I did a moveable rack for an industrial client all out of HSS members, and we needed full welds all around. I simply downsized the members framing into the faces of the other HSS so I could get a nice and easy fillet weld all around (easy for me to say).
Other options are side plates that sandwich the two members and then you get fillet welds all over the place, or a knife plate in the center if you have just shear and need to conceal the connection. I find these two options work great for diagonal braces or odd angles. If your tubes are perpendicular a shelf angle bottom and/or top works well and allows to shop weld in the angles on the vertical member so they have something to set the horiz member on in the field before welding...  At the risk of sounding like a complete structural geek, HSS members are my favorite structural section since they make great columns, beams, braces, misc members, exposed architectural members, etc. and are great unbraced in bending and in axial compression. And you cannot forget about them in torsion! I should get a kickback for this stuff :)
Have a good weekend all.
Andrew Kester, PE
Principal/Project Manager

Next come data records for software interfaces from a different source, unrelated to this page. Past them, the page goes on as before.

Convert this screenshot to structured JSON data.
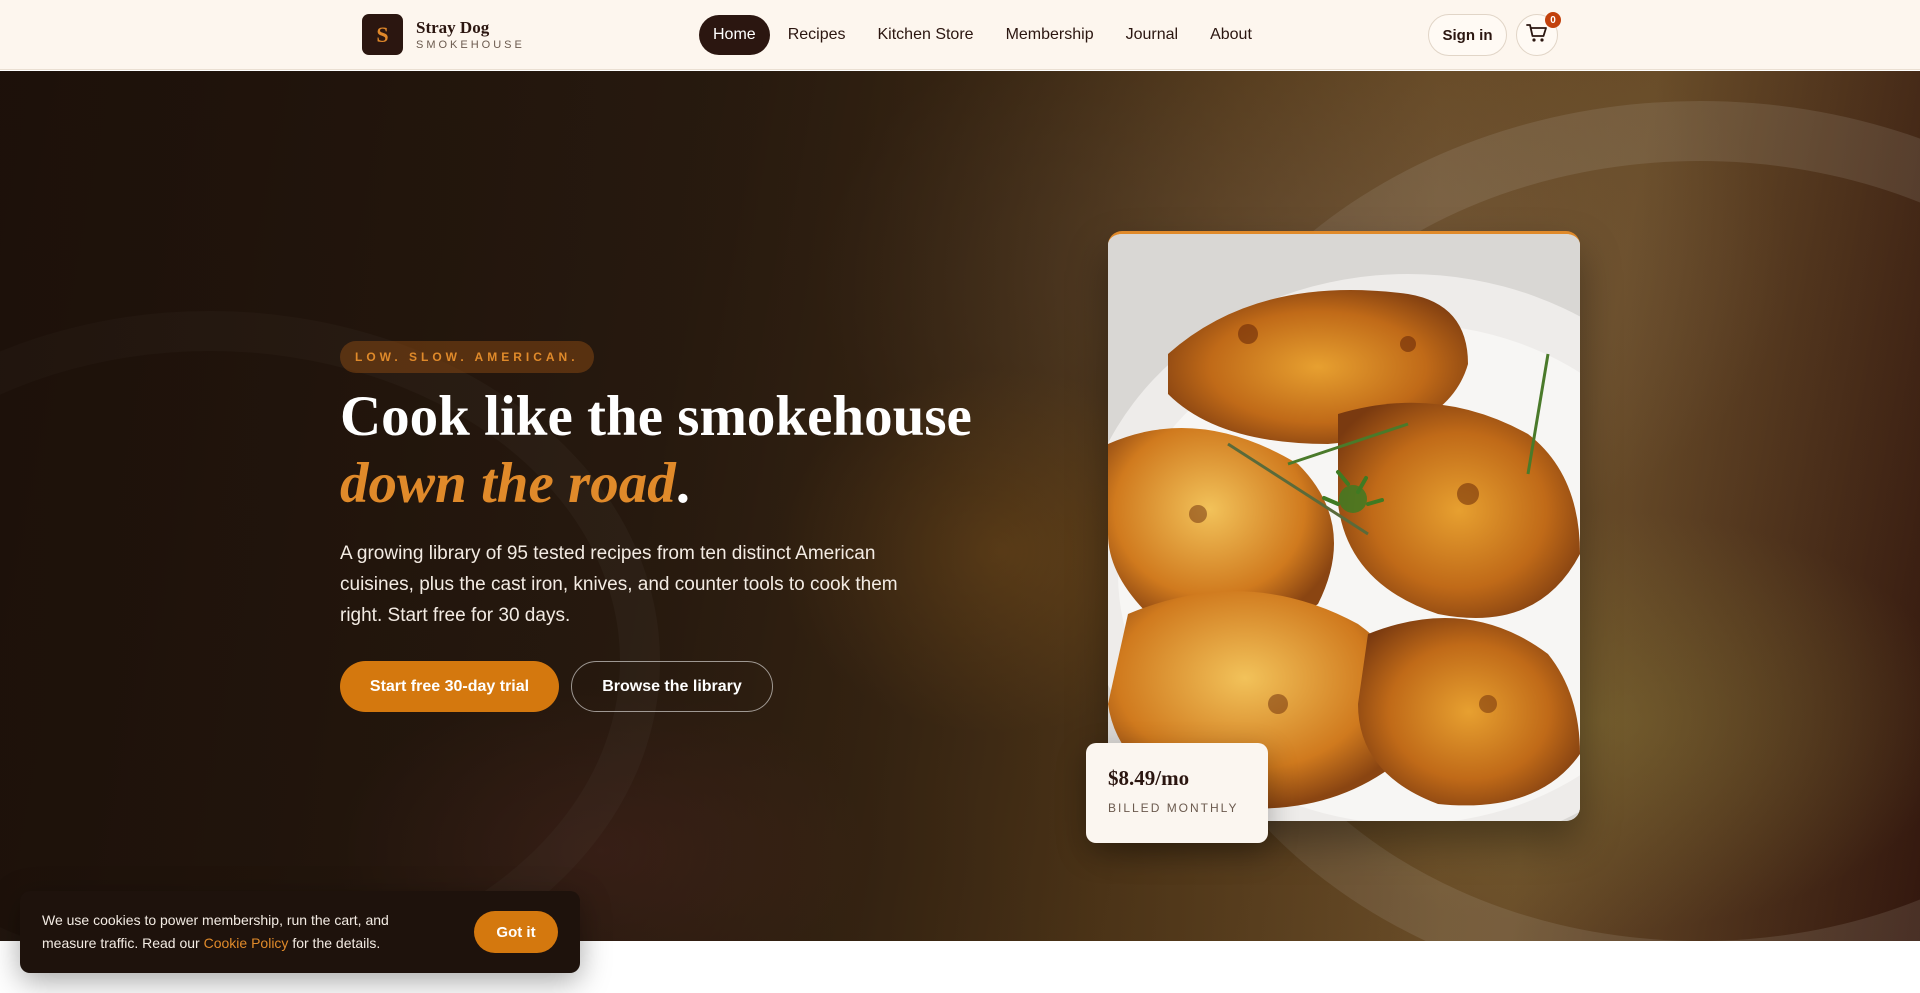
{
  "header": {
    "logo_letter": "S",
    "brand_name": "Stray Dog",
    "brand_sub": "SMOKEHOUSE",
    "nav": [
      {
        "label": "Home",
        "active": true
      },
      {
        "label": "Recipes"
      },
      {
        "label": "Kitchen Store"
      },
      {
        "label": "Membership"
      },
      {
        "label": "Journal"
      },
      {
        "label": "About"
      }
    ],
    "signin_label": "Sign in",
    "cart_count": "0",
    "cart_icon": "cart-icon"
  },
  "hero": {
    "eyebrow": "LOW. SLOW. AMERICAN.",
    "headline_line1": "Cook like the smokehouse",
    "headline_accent": "down the road",
    "headline_end": ".",
    "lede": "A growing library of 95 tested recipes from ten distinct American cuisines, plus the cast iron, knives, and counter tools to cook them right. Start free for 30 days.",
    "primary_cta": "Start free 30-day trial",
    "secondary_cta": "Browse the library"
  },
  "price_card": {
    "price": "$8.49/mo",
    "billed": "BILLED MONTHLY"
  },
  "cookie": {
    "text_before": "We use cookies to power membership, run the cart, and measure traffic. Read our ",
    "link_label": "Cookie Policy",
    "text_after": " for the details.",
    "button_label": "Got it"
  },
  "colors": {
    "accent": "#d4780e",
    "dark": "#2b1610",
    "header_bg": "#fdf6ee"
  }
}
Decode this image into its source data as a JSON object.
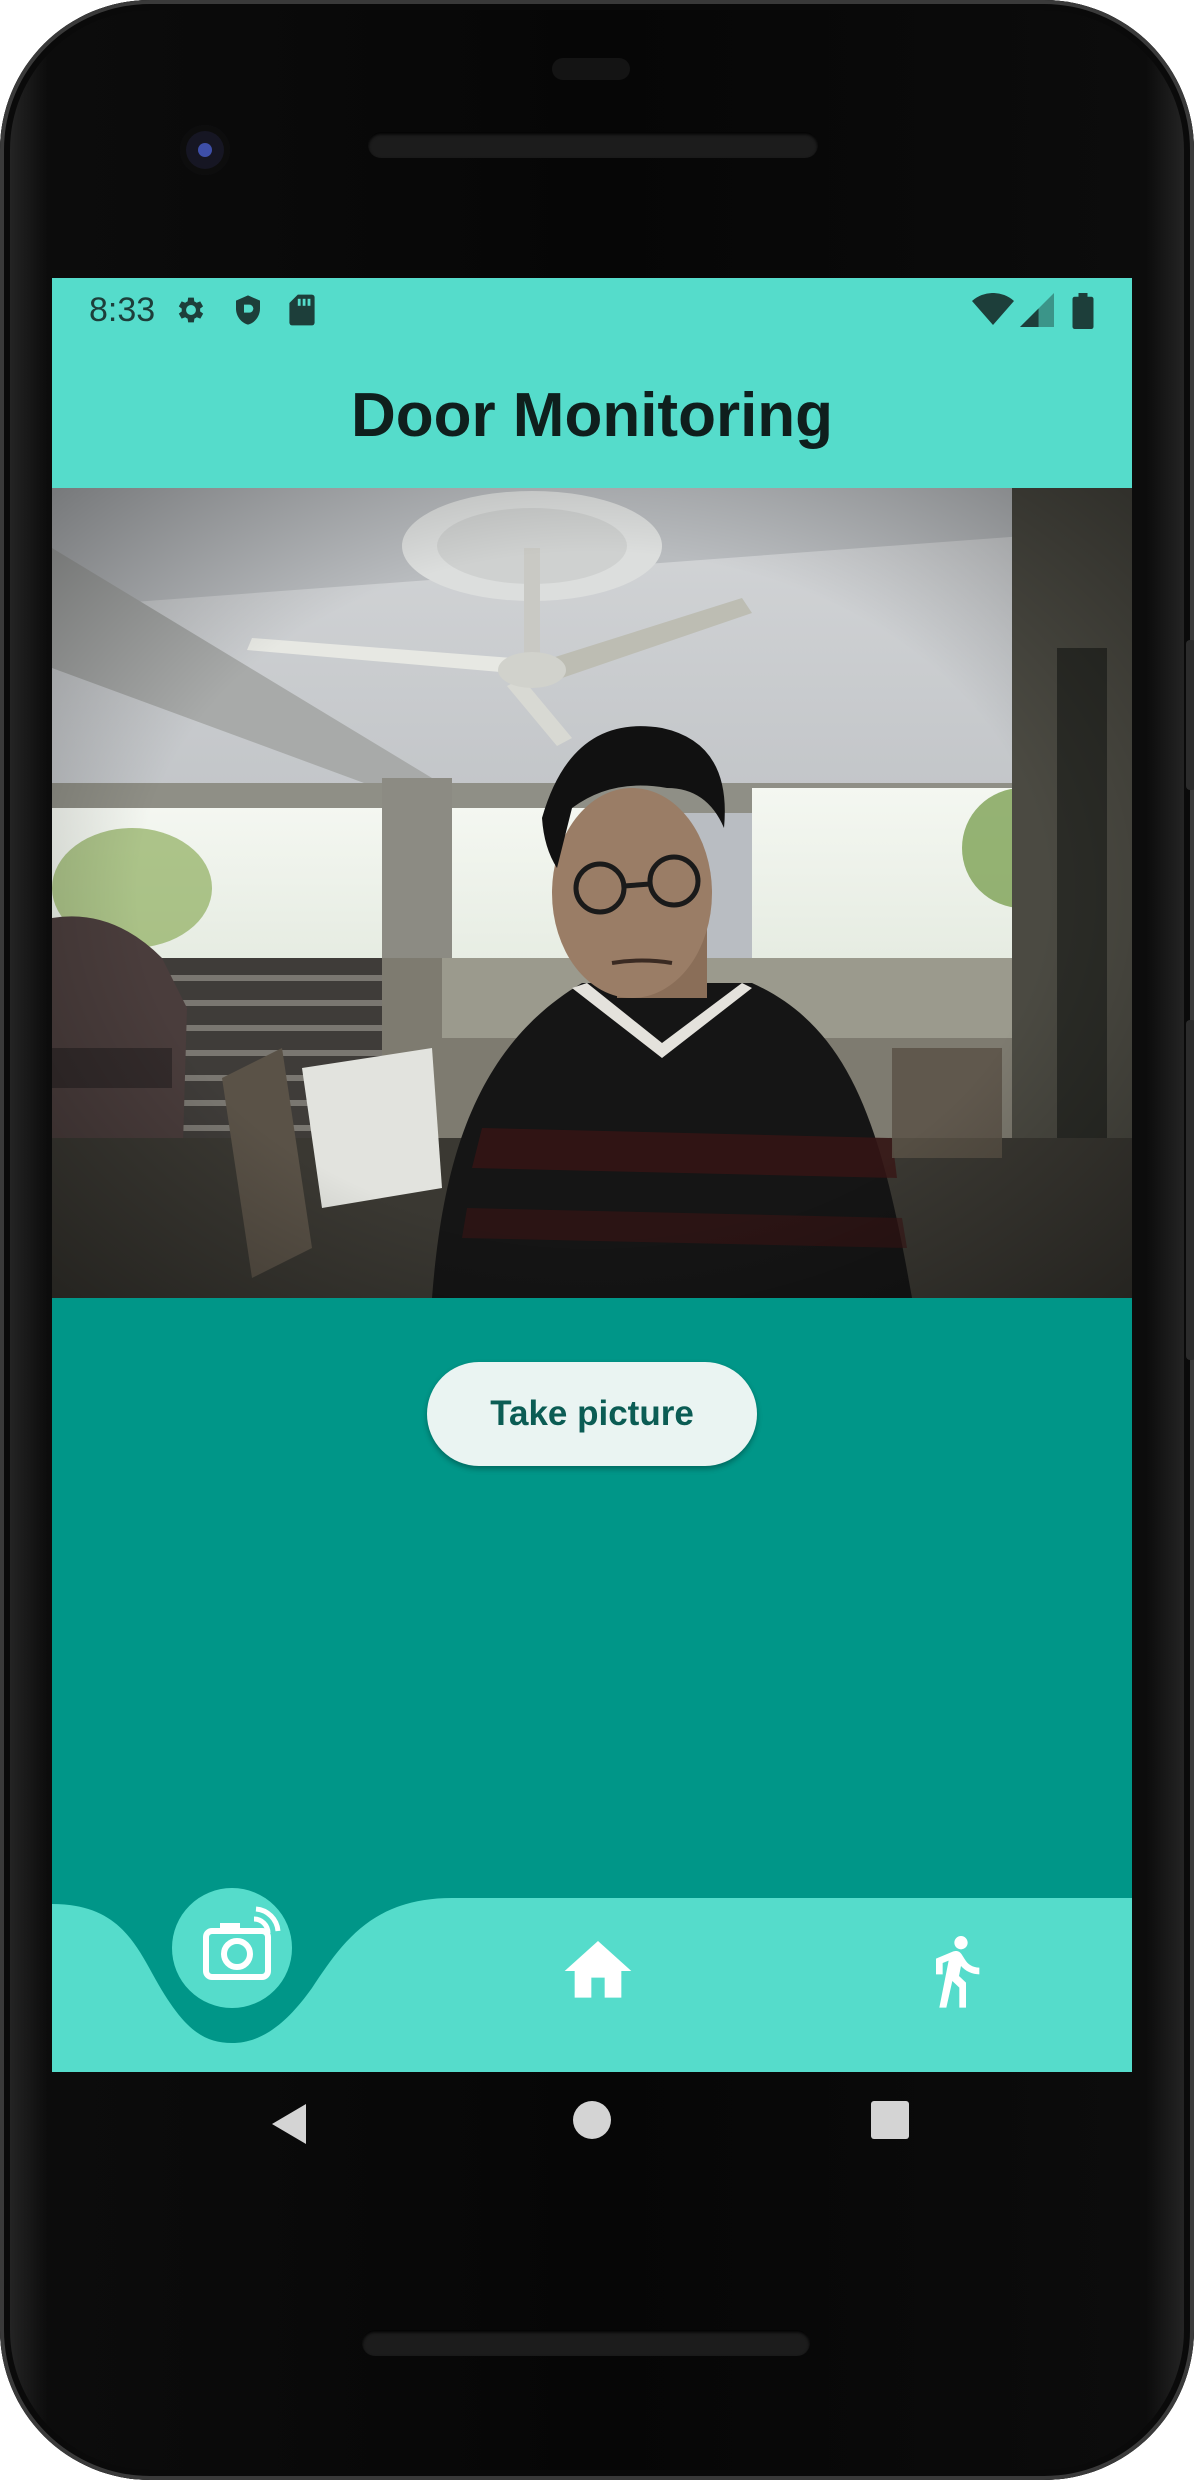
{
  "status_bar": {
    "time": "8:33",
    "left_icons": [
      "gear-icon",
      "shield-icon",
      "sd-card-icon"
    ],
    "right_icons": [
      "wifi-icon",
      "cell-signal-icon",
      "battery-icon"
    ]
  },
  "app_bar": {
    "title": "Door Monitoring"
  },
  "camera_preview": {
    "description": "live-camera-feed"
  },
  "actions": {
    "take_picture_label": "Take picture"
  },
  "bottom_nav": {
    "items": [
      {
        "icon": "camera-icon",
        "selected": true
      },
      {
        "icon": "home-icon",
        "selected": false
      },
      {
        "icon": "running-person-icon",
        "selected": false
      }
    ]
  },
  "system_nav": [
    "back-icon",
    "home-circle-icon",
    "recents-icon"
  ],
  "colors": {
    "accent": "#55dccb",
    "background": "#009688",
    "button_text": "#0b5c54"
  }
}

ADK Structural Engineering, PLLC
1510 E. Colonial Drive, Suite 301
Orlando, FL 32803